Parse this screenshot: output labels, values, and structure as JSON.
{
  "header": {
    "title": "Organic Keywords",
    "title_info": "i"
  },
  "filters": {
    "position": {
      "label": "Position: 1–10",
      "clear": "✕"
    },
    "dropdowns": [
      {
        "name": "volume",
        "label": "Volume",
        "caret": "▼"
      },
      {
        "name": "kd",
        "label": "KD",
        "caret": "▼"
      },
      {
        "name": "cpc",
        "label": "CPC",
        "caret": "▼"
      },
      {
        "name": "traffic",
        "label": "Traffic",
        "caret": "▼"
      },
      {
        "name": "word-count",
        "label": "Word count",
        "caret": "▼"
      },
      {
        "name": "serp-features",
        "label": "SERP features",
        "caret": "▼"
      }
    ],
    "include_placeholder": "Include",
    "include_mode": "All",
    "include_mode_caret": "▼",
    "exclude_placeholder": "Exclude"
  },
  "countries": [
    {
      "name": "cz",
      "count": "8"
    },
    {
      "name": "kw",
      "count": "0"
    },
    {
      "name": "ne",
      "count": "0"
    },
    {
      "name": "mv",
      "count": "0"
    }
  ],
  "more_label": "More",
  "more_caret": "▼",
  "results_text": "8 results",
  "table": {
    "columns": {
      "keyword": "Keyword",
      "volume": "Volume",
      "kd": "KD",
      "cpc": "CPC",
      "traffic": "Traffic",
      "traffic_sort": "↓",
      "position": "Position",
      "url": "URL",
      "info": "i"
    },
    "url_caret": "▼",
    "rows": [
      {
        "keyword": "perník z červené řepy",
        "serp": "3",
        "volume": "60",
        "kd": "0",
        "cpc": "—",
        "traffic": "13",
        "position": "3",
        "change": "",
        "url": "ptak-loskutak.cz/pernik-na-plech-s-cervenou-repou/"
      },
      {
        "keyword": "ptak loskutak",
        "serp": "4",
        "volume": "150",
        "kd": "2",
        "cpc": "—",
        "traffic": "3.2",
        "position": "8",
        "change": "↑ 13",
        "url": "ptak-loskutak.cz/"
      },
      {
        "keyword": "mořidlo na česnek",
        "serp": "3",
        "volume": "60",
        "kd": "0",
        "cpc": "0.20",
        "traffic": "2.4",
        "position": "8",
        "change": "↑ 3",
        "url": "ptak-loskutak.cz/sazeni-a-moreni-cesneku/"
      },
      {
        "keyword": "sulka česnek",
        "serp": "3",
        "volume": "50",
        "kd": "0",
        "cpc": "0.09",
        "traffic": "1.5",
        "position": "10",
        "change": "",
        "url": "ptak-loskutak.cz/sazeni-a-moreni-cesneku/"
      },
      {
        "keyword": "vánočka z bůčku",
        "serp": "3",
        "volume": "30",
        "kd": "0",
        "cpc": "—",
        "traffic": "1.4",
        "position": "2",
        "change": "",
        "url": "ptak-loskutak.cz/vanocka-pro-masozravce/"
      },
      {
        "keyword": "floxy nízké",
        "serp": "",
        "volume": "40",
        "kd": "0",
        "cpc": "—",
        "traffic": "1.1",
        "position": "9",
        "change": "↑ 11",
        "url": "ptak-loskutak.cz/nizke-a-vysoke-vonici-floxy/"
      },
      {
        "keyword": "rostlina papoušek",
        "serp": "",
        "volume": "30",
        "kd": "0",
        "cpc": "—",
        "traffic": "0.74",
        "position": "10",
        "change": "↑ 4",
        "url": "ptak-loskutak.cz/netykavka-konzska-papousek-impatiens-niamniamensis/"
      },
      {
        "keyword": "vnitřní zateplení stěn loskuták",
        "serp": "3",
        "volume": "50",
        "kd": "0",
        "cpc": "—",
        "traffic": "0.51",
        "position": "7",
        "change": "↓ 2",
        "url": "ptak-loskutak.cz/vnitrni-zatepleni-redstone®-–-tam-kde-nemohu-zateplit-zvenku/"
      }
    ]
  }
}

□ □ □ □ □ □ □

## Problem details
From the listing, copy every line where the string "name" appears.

## Response to this task
        "name": "volume",
        "name": "kd",
        "name": "cpc",
        "name": "traffic",
        "name": "word-count",
        "name": "serp-features",
      "name": "cz",
      "name": "kw",
      "name": "ne",
      "name": "mv",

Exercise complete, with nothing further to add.